== Segment start ==

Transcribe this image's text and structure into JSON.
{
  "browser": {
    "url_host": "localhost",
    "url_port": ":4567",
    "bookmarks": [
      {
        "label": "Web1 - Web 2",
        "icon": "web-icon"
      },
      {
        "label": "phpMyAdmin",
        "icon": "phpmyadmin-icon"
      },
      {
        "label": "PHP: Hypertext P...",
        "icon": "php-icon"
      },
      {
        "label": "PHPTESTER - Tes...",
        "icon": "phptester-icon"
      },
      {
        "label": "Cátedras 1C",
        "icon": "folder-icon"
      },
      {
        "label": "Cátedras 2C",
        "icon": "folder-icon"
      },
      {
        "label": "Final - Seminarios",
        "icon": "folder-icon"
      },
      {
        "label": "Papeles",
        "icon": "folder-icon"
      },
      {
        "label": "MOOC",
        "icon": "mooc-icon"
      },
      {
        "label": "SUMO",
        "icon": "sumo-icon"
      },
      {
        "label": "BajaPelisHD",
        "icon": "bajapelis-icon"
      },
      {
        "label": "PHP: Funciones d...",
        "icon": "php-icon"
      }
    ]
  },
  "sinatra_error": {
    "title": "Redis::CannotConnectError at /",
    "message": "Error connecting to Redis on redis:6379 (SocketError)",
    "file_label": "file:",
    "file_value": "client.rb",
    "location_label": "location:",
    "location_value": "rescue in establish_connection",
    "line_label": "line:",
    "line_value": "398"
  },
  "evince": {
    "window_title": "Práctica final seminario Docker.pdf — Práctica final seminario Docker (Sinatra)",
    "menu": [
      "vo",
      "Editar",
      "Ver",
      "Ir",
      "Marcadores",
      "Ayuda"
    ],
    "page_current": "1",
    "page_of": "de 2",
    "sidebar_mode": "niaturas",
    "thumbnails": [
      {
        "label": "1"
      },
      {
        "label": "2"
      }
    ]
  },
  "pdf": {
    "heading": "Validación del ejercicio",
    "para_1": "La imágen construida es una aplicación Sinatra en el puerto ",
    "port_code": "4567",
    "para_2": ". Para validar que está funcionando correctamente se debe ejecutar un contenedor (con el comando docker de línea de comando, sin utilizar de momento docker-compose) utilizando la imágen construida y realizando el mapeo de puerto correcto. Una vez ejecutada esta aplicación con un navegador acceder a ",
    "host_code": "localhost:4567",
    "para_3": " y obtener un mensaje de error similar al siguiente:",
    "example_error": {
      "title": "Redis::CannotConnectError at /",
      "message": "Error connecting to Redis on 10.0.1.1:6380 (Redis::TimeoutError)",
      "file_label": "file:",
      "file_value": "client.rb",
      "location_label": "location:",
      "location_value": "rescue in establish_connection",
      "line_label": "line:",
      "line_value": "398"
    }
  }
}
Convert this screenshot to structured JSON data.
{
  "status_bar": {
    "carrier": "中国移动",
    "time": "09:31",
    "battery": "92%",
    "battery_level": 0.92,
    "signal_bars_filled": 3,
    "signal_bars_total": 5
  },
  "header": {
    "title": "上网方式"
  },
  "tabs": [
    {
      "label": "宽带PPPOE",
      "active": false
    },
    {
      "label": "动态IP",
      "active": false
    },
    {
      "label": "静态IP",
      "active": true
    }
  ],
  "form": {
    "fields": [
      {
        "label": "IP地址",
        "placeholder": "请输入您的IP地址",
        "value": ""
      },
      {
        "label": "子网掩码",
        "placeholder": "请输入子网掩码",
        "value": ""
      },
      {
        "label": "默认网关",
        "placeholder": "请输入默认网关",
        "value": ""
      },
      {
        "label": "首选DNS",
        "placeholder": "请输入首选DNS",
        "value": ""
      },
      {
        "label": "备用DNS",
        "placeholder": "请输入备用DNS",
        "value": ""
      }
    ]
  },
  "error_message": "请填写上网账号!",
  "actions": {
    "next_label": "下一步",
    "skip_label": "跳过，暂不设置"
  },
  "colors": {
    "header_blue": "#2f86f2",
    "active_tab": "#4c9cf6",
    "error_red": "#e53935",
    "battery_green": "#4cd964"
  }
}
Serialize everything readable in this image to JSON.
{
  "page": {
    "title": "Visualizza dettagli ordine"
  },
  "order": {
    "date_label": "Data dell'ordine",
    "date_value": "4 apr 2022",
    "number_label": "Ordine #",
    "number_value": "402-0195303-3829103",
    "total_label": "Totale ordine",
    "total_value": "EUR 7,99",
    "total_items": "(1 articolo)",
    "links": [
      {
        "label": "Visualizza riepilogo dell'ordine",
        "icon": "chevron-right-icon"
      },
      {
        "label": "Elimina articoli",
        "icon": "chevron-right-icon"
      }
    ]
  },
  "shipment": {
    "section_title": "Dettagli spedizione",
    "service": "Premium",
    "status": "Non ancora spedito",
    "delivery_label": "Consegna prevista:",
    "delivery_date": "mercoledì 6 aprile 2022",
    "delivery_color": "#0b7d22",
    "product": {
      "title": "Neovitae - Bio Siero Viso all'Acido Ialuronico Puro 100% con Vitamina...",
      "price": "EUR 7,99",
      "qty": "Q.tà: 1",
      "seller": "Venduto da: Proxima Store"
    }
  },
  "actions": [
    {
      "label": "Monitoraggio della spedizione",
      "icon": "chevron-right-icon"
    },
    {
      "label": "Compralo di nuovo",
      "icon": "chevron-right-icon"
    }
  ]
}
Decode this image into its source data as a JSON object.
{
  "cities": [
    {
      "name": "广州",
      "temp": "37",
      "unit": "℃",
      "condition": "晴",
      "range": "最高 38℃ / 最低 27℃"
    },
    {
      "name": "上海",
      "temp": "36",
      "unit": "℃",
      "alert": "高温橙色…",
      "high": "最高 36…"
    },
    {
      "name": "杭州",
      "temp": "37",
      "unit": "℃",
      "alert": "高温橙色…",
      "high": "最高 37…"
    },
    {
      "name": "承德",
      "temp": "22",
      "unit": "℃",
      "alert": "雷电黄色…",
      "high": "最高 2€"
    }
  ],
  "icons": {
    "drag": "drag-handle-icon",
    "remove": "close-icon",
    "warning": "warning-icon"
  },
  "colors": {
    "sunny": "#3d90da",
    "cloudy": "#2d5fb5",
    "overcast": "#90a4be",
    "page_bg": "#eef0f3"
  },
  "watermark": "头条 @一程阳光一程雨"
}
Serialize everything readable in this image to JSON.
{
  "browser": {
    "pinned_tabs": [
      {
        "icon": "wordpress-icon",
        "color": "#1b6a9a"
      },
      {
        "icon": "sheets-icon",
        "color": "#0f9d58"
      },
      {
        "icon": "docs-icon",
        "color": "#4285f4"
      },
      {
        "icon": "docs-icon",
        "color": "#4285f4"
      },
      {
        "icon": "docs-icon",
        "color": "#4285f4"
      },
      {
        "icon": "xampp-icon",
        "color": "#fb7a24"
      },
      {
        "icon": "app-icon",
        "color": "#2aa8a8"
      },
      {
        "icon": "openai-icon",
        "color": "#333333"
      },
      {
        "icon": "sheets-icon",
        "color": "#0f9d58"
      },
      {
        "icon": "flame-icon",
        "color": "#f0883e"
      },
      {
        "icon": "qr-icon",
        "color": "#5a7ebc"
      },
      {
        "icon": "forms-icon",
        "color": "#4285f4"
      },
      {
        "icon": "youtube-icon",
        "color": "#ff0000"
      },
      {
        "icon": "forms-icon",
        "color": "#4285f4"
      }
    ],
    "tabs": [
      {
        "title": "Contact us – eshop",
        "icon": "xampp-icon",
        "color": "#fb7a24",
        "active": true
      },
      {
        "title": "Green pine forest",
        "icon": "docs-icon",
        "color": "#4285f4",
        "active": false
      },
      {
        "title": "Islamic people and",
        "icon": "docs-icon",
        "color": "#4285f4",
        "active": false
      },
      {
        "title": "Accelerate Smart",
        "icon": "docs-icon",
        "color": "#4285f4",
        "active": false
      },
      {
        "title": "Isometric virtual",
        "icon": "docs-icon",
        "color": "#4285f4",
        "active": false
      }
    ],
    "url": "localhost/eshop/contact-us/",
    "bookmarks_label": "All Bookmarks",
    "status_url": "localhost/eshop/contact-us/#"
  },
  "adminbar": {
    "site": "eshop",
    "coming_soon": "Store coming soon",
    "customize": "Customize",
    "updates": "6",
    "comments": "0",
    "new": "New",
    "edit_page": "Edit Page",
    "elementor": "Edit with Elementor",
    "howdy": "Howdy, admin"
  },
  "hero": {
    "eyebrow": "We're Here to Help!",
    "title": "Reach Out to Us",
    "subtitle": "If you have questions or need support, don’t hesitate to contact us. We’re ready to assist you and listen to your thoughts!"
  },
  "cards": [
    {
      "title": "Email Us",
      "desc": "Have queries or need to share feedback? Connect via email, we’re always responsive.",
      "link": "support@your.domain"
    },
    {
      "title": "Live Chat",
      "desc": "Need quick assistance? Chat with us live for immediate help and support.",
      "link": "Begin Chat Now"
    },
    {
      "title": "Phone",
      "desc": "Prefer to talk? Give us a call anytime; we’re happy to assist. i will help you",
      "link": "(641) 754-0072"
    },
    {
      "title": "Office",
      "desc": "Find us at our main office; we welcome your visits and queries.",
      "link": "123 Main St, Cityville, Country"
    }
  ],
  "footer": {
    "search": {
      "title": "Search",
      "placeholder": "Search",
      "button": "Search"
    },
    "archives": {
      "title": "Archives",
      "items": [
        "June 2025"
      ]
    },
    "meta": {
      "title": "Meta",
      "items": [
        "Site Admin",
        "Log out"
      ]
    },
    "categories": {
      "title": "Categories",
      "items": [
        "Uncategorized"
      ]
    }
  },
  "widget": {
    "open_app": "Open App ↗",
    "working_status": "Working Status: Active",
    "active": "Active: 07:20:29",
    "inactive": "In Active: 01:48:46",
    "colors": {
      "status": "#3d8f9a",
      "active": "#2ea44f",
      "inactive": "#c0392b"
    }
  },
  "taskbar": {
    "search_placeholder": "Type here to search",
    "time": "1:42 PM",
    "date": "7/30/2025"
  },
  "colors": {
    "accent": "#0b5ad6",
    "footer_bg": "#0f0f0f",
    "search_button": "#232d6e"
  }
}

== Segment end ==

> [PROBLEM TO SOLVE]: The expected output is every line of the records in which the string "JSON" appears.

> [ANSWER TO THE PROBLEM]:
Transcribe this image's text and structure into JSON.
Convert this screenshot to structured JSON data.
Serialize everything readable in this image to JSON.
Decode this image into its source data as a JSON object.
Serialize everything readable in this image to JSON.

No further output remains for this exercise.